• [Information supplied]

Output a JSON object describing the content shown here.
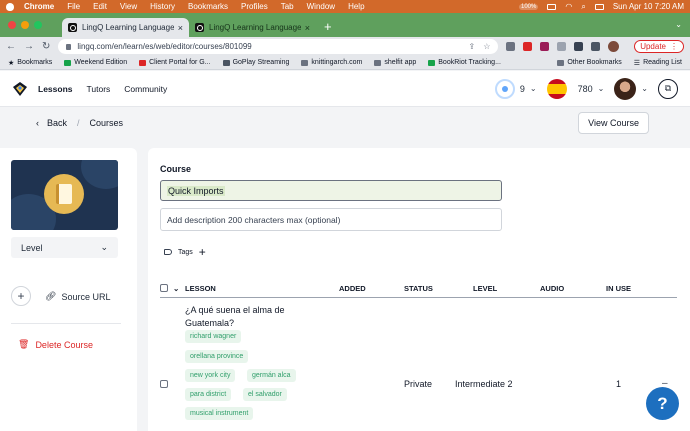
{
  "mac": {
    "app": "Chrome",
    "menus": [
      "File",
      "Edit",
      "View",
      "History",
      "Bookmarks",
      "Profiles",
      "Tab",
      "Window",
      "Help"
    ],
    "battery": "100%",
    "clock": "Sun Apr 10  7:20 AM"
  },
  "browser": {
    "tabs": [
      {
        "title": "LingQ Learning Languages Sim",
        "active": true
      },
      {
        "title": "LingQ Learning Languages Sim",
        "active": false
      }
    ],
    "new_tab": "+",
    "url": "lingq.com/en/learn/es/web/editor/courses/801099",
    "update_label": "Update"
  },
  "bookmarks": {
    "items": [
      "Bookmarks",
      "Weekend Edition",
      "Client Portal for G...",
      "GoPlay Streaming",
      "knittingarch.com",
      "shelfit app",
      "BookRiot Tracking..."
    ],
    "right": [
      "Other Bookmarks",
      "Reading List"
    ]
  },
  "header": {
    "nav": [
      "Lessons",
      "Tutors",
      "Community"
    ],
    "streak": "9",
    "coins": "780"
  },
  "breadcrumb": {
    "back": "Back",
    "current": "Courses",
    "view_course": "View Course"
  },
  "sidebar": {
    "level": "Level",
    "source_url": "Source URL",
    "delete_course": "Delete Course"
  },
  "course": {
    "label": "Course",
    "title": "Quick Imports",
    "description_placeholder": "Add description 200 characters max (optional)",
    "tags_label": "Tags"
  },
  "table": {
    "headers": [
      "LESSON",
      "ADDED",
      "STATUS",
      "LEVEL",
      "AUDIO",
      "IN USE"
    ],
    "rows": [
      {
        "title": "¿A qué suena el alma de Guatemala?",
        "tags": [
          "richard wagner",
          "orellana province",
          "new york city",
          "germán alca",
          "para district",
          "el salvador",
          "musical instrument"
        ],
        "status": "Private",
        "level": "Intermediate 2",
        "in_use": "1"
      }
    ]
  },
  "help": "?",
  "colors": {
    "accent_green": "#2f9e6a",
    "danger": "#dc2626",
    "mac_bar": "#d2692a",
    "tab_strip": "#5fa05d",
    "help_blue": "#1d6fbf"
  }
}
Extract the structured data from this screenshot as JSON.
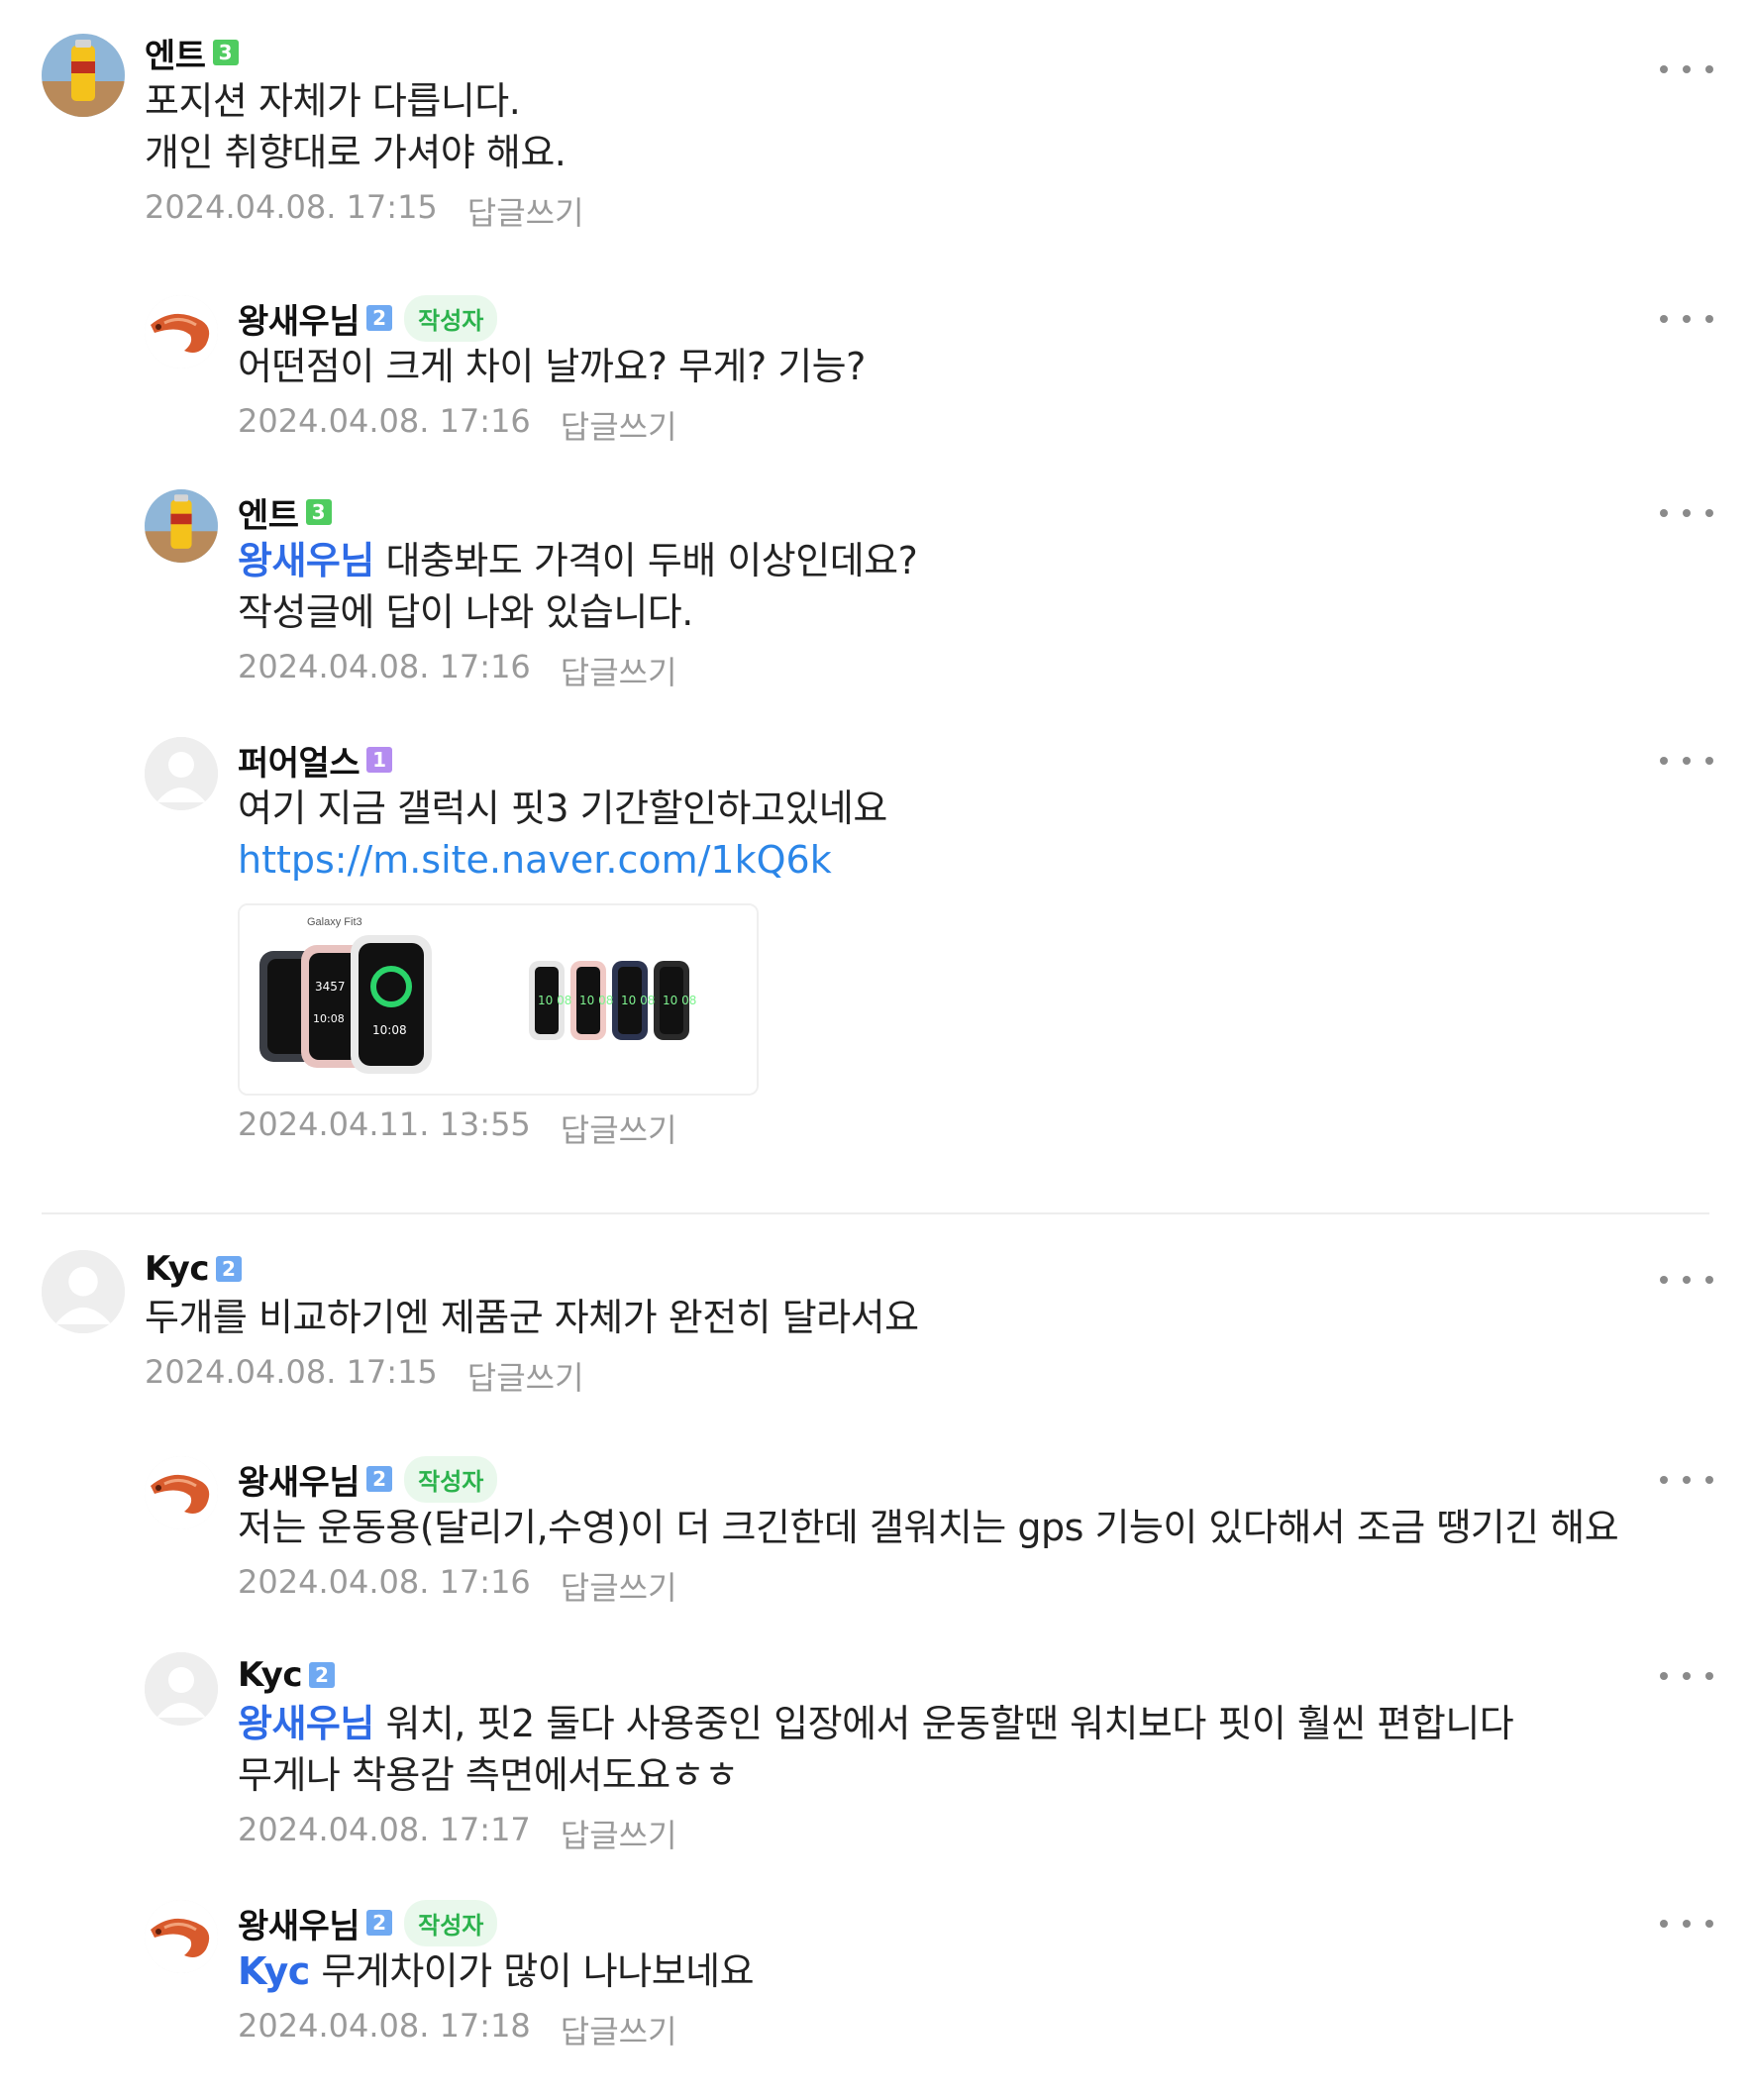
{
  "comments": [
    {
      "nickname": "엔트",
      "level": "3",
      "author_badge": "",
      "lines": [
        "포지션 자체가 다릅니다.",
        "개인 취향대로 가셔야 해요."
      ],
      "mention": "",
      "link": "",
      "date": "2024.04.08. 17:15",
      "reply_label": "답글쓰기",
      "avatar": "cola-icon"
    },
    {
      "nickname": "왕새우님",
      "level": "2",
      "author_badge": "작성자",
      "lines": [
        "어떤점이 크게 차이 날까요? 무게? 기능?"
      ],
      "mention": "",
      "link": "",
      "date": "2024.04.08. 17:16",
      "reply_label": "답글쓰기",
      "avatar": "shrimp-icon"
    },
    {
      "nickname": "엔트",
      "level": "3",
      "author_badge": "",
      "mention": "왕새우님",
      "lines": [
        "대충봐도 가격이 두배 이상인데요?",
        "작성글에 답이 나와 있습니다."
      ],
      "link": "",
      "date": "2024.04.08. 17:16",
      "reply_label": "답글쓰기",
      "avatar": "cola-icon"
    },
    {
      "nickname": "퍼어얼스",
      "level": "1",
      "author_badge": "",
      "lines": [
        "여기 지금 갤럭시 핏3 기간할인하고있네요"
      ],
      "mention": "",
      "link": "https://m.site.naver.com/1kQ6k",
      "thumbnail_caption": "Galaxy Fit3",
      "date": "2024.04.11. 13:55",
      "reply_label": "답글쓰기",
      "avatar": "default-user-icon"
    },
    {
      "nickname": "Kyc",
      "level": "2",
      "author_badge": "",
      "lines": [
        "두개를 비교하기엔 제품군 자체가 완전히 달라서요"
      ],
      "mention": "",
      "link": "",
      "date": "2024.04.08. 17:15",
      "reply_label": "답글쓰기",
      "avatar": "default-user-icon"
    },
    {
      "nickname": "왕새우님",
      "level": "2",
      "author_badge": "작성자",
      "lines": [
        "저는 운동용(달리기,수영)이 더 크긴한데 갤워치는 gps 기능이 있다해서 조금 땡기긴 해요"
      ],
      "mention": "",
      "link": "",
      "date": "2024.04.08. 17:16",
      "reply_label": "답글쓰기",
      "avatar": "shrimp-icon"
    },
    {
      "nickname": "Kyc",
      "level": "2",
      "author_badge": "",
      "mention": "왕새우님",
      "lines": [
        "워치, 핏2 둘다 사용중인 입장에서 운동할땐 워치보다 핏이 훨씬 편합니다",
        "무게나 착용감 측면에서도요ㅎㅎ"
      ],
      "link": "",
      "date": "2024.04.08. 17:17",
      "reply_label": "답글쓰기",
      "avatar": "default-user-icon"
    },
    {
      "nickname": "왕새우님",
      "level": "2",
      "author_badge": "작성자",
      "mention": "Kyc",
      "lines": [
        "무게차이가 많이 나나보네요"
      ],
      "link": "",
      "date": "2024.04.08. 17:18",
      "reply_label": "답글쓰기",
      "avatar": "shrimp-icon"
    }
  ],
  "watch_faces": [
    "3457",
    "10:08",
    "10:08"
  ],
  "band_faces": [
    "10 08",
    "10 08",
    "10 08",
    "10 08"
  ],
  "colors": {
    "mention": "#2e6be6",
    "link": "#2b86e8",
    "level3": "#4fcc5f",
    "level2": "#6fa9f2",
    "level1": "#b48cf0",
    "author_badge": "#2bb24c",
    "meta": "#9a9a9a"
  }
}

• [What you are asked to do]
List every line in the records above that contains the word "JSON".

• [Answer]
Output a JSON object describing the content shown here.
Extract the structured data from this screenshot as JSON.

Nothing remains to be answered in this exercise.